Blue paloverde typically flowers sporadically after rains from late March to May, but flowering may extend into July. Populations of Blue paloverde also may bloom from August to October.

Environment
Blue paloverde occurs in arid and semiarid climates characterized by high summer temperatures and highly variable rainfall. Blue paloverde grows predominantly in washes and beside culverts and bridges, but is also found in uplands. Blue paloverde fruits have been used by Native Americans for food. The Pima and Papago in Arizona cooked young Blue paloverde fruits and seeds and ground the seeds for porridge.

Unexpected exposure
Blue paloverde leaves and stems contain cyanogenic glycosides, alkaloids, and cinnamic phenolic acid.

Allergens
No allergens from this plant have yet been characterised.

Potential cross-reactivity

An extensive cross-reactivity among the different individual species of the genus could be expected (1).

Clinical Experience

IgE-mediated reactions
Anecdotal evidence suggests that asthma, allergic rhinitis and allergic conjunctivitis are possible following exposure to pollen from this tree; however, no specific studies have been reported to date.

Compiled by Dr Harris Steinman, harris@zingsolutions.com.

References

  1. Yman L. Botanical relations and immuno-logical cross-reactions in pollen allergy. 2nd ed. Pharmacia Diagnostics AB. Uppsala.

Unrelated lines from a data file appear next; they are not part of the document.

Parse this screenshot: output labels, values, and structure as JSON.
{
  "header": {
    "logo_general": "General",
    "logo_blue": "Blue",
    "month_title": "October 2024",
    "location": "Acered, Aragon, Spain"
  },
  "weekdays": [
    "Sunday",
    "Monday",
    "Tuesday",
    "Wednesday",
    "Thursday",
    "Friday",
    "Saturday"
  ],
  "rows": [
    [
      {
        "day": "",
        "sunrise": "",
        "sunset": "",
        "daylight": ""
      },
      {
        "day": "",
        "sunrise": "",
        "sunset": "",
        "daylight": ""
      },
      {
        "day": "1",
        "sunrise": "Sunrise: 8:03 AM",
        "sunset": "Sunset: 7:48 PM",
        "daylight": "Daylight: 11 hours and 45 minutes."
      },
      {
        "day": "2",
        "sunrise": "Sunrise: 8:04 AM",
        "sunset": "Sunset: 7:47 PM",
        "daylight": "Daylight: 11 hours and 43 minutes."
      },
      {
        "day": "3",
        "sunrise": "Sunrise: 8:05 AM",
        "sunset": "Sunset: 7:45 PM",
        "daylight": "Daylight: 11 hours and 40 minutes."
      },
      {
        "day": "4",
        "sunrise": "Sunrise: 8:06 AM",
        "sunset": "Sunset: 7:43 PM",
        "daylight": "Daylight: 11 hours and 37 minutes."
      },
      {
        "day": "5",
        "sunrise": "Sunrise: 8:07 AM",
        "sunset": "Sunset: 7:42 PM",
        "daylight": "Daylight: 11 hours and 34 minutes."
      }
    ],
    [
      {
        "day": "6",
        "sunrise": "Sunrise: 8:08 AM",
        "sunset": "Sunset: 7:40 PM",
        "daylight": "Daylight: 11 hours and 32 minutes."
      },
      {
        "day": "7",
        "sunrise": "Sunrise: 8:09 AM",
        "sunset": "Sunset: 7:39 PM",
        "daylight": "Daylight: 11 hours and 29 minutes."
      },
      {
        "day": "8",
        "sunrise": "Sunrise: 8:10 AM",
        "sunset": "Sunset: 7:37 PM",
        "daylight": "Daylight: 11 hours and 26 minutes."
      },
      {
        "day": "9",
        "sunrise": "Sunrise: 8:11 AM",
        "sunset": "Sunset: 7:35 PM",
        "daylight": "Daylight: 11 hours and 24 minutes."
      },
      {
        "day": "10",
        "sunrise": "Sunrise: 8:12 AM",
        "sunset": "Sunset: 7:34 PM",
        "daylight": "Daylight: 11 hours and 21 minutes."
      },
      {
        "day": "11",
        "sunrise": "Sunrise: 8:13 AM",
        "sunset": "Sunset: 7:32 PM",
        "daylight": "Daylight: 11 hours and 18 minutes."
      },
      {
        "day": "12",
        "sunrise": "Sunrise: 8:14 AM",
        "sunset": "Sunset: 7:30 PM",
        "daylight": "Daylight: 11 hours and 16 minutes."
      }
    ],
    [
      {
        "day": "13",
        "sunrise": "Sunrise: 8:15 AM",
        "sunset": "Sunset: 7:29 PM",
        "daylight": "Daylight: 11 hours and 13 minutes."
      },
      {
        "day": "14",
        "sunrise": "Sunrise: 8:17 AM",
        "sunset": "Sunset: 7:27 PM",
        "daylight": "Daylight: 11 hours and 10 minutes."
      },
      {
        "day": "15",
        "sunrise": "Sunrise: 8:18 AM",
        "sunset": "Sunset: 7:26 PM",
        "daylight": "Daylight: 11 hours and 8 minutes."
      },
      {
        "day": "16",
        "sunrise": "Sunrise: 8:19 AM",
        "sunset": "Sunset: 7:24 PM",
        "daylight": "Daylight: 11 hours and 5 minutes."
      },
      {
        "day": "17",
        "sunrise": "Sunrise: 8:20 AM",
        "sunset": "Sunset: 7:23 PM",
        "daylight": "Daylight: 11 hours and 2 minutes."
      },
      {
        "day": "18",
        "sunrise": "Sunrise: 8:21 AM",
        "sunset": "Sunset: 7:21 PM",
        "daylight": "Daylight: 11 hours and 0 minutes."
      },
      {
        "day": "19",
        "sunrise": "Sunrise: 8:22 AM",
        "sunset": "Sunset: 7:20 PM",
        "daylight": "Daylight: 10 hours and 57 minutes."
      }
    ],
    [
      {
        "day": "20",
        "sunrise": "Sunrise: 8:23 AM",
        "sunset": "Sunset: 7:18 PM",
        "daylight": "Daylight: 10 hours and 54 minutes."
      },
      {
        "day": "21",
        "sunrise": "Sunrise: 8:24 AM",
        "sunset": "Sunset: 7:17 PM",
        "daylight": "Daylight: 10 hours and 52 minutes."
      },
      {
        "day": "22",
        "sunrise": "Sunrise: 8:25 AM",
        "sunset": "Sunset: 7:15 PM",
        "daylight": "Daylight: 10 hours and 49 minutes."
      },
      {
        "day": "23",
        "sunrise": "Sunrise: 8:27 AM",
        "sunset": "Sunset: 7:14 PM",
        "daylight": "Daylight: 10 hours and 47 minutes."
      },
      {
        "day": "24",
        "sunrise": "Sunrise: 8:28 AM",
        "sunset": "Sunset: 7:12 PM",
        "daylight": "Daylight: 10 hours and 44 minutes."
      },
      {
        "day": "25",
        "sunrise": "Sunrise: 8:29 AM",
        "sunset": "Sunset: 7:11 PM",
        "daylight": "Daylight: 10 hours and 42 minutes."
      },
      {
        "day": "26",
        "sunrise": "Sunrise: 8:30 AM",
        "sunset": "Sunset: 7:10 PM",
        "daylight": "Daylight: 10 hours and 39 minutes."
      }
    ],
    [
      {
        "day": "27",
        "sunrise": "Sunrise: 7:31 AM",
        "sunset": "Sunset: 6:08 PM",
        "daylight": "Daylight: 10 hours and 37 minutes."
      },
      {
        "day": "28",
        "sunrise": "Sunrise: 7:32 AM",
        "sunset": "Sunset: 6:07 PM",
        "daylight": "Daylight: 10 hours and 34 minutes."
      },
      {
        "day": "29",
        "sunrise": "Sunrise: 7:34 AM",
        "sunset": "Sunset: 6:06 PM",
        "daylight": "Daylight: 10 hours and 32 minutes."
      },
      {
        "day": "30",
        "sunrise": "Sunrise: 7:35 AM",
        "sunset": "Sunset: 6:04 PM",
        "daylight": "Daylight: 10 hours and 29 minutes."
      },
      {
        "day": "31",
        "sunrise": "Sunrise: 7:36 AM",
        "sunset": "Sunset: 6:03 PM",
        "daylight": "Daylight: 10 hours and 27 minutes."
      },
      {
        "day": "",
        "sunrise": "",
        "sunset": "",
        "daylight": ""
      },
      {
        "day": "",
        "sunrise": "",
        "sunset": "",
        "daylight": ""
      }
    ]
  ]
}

Sweden. 1982: ISBN 91-970475-09

 

As in all diagnostic testing, the diagnosis is made by the physican based on both test results and the patient history.